Element data from apps and pages
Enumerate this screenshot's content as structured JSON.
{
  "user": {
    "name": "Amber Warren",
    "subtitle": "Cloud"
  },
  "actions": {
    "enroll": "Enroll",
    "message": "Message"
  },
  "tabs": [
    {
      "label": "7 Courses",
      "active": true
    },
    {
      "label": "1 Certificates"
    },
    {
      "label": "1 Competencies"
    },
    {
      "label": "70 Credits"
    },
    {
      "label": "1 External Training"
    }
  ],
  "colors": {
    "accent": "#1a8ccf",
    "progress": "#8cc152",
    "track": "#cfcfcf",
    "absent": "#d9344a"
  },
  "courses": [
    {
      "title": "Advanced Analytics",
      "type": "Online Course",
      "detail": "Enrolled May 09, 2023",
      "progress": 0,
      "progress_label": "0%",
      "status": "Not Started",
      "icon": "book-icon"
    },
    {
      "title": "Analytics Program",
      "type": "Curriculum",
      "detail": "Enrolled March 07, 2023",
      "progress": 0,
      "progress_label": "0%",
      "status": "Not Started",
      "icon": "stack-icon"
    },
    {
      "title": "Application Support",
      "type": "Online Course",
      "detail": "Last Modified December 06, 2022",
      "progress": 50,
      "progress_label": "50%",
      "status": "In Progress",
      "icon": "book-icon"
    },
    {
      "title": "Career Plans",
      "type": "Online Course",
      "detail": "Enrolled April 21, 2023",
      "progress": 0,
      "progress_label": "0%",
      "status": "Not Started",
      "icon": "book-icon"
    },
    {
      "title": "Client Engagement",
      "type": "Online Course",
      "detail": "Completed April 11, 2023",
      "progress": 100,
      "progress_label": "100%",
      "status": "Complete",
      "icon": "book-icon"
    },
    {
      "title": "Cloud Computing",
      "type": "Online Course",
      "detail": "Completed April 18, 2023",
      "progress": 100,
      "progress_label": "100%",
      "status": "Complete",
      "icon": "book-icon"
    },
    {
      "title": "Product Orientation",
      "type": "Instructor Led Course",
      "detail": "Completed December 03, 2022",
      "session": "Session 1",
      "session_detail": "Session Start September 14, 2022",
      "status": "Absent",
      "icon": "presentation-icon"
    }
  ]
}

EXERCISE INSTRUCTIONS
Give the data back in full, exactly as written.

ANSWER SPACE
Enumerate this screenshot's content as structured JSON.
{
  "user": {
    "name": "Amber Warren",
    "subtitle": "Cloud"
  },
  "actions": {
    "enroll": "Enroll",
    "message": "Message"
  },
  "tabs": [
    {
      "label": "7 Courses",
      "active": true
    },
    {
      "label": "1 Certificates"
    },
    {
      "label": "1 Competencies"
    },
    {
      "label": "70 Credits"
    },
    {
      "label": "1 External Training"
    }
  ],
  "colors": {
    "accent": "#1a8ccf",
    "progress": "#8cc152",
    "track": "#cfcfcf",
    "absent": "#d9344a"
  },
  "courses": [
    {
      "title": "Advanced Analytics",
      "type": "Online Course",
      "detail": "Enrolled May 09, 2023",
      "progress": 0,
      "progress_label": "0%",
      "status": "Not Started",
      "icon": "book-icon"
    },
    {
      "title": "Analytics Program",
      "type": "Curriculum",
      "detail": "Enrolled March 07, 2023",
      "progress": 0,
      "progress_label": "0%",
      "status": "Not Started",
      "icon": "stack-icon"
    },
    {
      "title": "Application Support",
      "type": "Online Course",
      "detail": "Last Modified December 06, 2022",
      "progress": 50,
      "progress_label": "50%",
      "status": "In Progress",
      "icon": "book-icon"
    },
    {
      "title": "Career Plans",
      "type": "Online Course",
      "detail": "Enrolled April 21, 2023",
      "progress": 0,
      "progress_label": "0%",
      "status": "Not Started",
      "icon": "book-icon"
    },
    {
      "title": "Client Engagement",
      "type": "Online Course",
      "detail": "Completed April 11, 2023",
      "progress": 100,
      "progress_label": "100%",
      "status": "Complete",
      "icon": "book-icon"
    },
    {
      "title": "Cloud Computing",
      "type": "Online Course",
      "detail": "Completed April 18, 2023",
      "progress": 100,
      "progress_label": "100%",
      "status": "Complete",
      "icon": "book-icon"
    },
    {
      "title": "Product Orientation",
      "type": "Instructor Led Course",
      "detail": "Completed December 03, 2022",
      "session": "Session 1",
      "session_detail": "Session Start September 14, 2022",
      "status": "Absent",
      "icon": "presentation-icon"
    }
  ]
}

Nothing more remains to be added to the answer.